When I work out, part of the process is using and being a spotter. A spotter is someone who stands by you when you’re lifting weights, in case the weight gets to be too much and you start to lose your grip.
A spotter is there if needed, but most often you don’t need them. While a trainer may teach you proper form, a spotter helps you protect that form by giving you feedback if they see any issues. This enables you to increase your weights with less risk of injury.
That got me to thinking about how we need spotters in other areas of life as well, and what it means to be a good spotter.
Good spotters resist the urge to jump in too soon or take over. Some people I’ve spotted have gotten furious with me for doing that. That’s so analogous to leadership and to life, where it’s easy to jump in too soon or help too much.
Spotters don’t grab the bar and lift it up for you unless it’s an emergency. Instead, it’s about having a light touch – two fingers from each hand, just lightly placed to take enough weight off for the person to feel, “Okay, I’ve got this.” That’s usually all you need to take it the rest of the way.

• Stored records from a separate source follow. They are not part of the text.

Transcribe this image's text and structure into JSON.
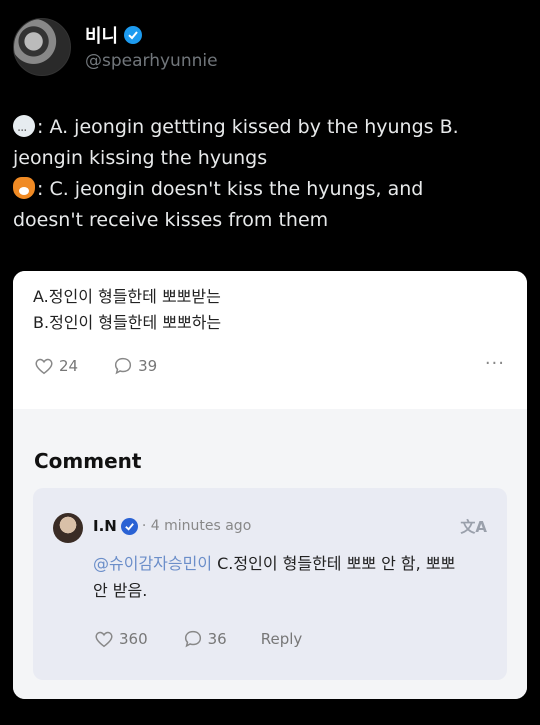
{
  "tweet": {
    "display_name": "비니",
    "handle": "@spearhyunnie",
    "lines": [
      ": A. jeongin gettting kissed by the hyungs B.",
      "jeongin kissing the hyungs",
      ": C. jeongin doesn't kiss the hyungs, and",
      "doesn't receive kisses from them"
    ],
    "icons": [
      "speech-bubble-emoji",
      "fox-emoji"
    ]
  },
  "post": {
    "option_a": "A.정인이 형들한테 뽀뽀받는",
    "option_b": "B.정인이 형들한테 뽀뽀하는",
    "likes": "24",
    "comments": "39",
    "more": "···"
  },
  "comments_section": {
    "title": "Comment",
    "comment": {
      "author": "I.N",
      "time": "· 4 minutes ago",
      "translate_icon": "文A",
      "mention": "@슈이감자승민이",
      "text_line1": " C.정인이 형들한테 뽀뽀 안 함, 뽀뽀",
      "text_line2": "안 받음.",
      "likes": "360",
      "replies": "36",
      "reply_label": "Reply"
    }
  },
  "colors": {
    "background": "#000000",
    "verified_blue": "#1d9bf0",
    "card": "#ffffff",
    "comment_box": "#e9ebf3"
  }
}
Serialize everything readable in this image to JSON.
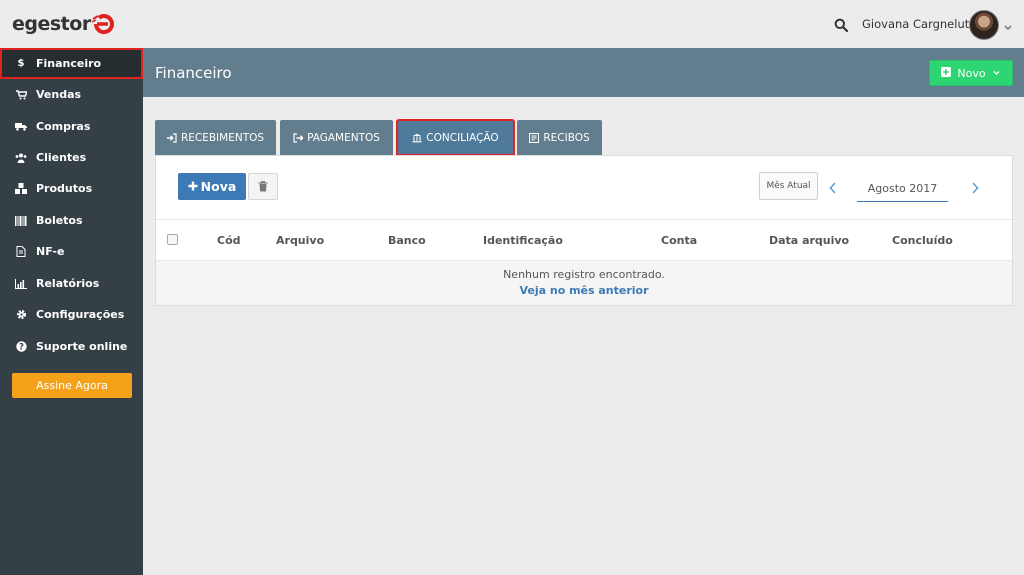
{
  "app": {
    "logo_text": "egestor",
    "user_name": "Giovana Cargnelutti"
  },
  "sidebar": {
    "items": [
      {
        "label": "Financeiro",
        "icon": "dollar-icon",
        "active": true
      },
      {
        "label": "Vendas",
        "icon": "cart-icon",
        "active": false
      },
      {
        "label": "Compras",
        "icon": "truck-icon",
        "active": false
      },
      {
        "label": "Clientes",
        "icon": "users-icon",
        "active": false
      },
      {
        "label": "Produtos",
        "icon": "cubes-icon",
        "active": false
      },
      {
        "label": "Boletos",
        "icon": "barcode-icon",
        "active": false
      },
      {
        "label": "NF-e",
        "icon": "file-icon",
        "active": false
      },
      {
        "label": "Relatórios",
        "icon": "bar-chart-icon",
        "active": false
      },
      {
        "label": "Configurações",
        "icon": "gear-icon",
        "active": false
      },
      {
        "label": "Suporte online",
        "icon": "question-icon",
        "active": false
      }
    ],
    "cta_label": "Assine Agora"
  },
  "header": {
    "title": "Financeiro",
    "new_button_label": "Novo"
  },
  "tabs": [
    {
      "label": "RECEBIMENTOS",
      "icon": "sign-in-icon",
      "active": false
    },
    {
      "label": "PAGAMENTOS",
      "icon": "sign-out-icon",
      "active": false
    },
    {
      "label": "CONCILIAÇÃO",
      "icon": "bank-icon",
      "active": true
    },
    {
      "label": "RECIBOS",
      "icon": "receipt-icon",
      "active": false
    }
  ],
  "toolbar": {
    "nova_label": "Nova",
    "current_month_label": "Mês Atual",
    "month_value": "Agosto 2017"
  },
  "table": {
    "columns": [
      "Cód",
      "Arquivo",
      "Banco",
      "Identificação",
      "Conta",
      "Data arquivo",
      "Concluído"
    ],
    "empty_message": "Nenhum registro encontrado.",
    "previous_month_link": "Veja no mês anterior"
  },
  "colors": {
    "sidebar_bg": "#353f46",
    "header_bg": "#627d8d",
    "primary_blue": "#3d7ab5",
    "success_green": "#2ed573",
    "cta_orange": "#f5a21b",
    "highlight_red": "#e0231e"
  }
}
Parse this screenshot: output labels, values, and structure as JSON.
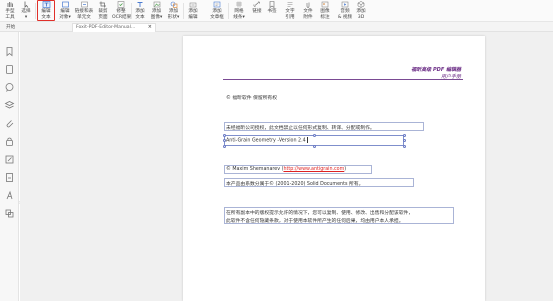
{
  "toolbar": {
    "tools": [
      {
        "id": "hand",
        "line1": "手型",
        "line2": "工具"
      },
      {
        "id": "select",
        "line1": "选择",
        "line2": "▾"
      },
      {
        "id": "edit-text",
        "line1": "编辑",
        "line2": "文本"
      },
      {
        "id": "edit-object",
        "line1": "编辑",
        "line2": "对象▾"
      },
      {
        "id": "link-edit",
        "line1": "链接和表",
        "line2": "单元文"
      },
      {
        "id": "crop",
        "line1": "裁剪",
        "line2": "页面"
      },
      {
        "id": "fix-ocr",
        "line1": "修整",
        "line2": "OCR结果"
      },
      {
        "id": "add-text",
        "line1": "添加",
        "line2": "文本"
      },
      {
        "id": "add-image",
        "line1": "添加",
        "line2": "图像▾"
      },
      {
        "id": "add-shape",
        "line1": "添加",
        "line2": "形状▾"
      },
      {
        "id": "typewriter",
        "line1": "添加",
        "line2": "编辑"
      },
      {
        "id": "add-textbox",
        "line1": "添加",
        "line2": "文章框"
      },
      {
        "id": "form-field",
        "line1": "网格",
        "line2": "线条▾"
      },
      {
        "id": "link",
        "line1": "链接",
        "line2": ""
      },
      {
        "id": "watermark",
        "line1": "书签",
        "line2": ""
      },
      {
        "id": "text-ref",
        "line1": "文字",
        "line2": "引用"
      },
      {
        "id": "attach",
        "line1": "文件",
        "line2": "附件"
      },
      {
        "id": "image-mark",
        "line1": "图像",
        "line2": "标注"
      },
      {
        "id": "audio-video",
        "line1": "音频",
        "line2": "& 视频"
      },
      {
        "id": "add-3d",
        "line1": "添加",
        "line2": "3D"
      }
    ]
  },
  "tabs": {
    "open_label": "开始",
    "document_tab": "Foxit-PDF-Editor-Manual...",
    "close": "×"
  },
  "document": {
    "header_title": "福昕高级 PDF 编辑器",
    "header_subtitle": "用户手册",
    "copyright_heading": "© 福昕软件 保留所有权",
    "para1": "未经福昕公司授权，此文档禁止以任何形式复制、转译、分配或制作。",
    "para2": "Anti-Grain Geometry -Version 2.4",
    "para3_prefix": "© Maxim Shemanarev (",
    "para3_link": "http://www.antigrain.com",
    "para3_suffix": ")",
    "para4": "本产品由系数分属于© (2001-2020) Solid Documents 所有。",
    "para5_line1": "在所有副本中的版权提示允许的情况下，您可以复制、使用、修改、出售和分配该软件，",
    "para5_line2": "此软件不含任何隐藏条款，对于使用本软件所产生的任何后果，均由用户本人承担。"
  },
  "colors": {
    "active_outline": "#e0302a",
    "header_purple": "#6c2e86",
    "link_red": "#dd2222",
    "box_border": "#aab4d6"
  }
}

A good spotter doesn’t need to be big or brawny. Sometimes a spotter doesn’t even need to touch the weights to be helpful. What they really need is to pay attention, encourage you, really listen to you, and respect your wishes. And of course, they need to be willing to set their own workout goals aside for a few minutes to come over and help you.
What does it do for the person lifting the weight to know the spotter is there? For me, it gives me the confidence to go to a greater weight, because I’ve got someone who’s going to step in if I need them.
In leadership, and not just now during a pandemic, we need to have that confidence and support to always be pressing the envelope and expanding to the edges. Otherwise, we’re just going to stay where we’re at.
Just as every coach needs a coach, it’s important for spotters to take care of themselves. At the gym, this means taking a “spotter stance” so you have the stability to do what you need to do. In leadership, it means having a stable baseline of wellness and self-care, so you won’t be knocked off balance by the challenges you’re supporting other people to meet. And having a spotter of your own.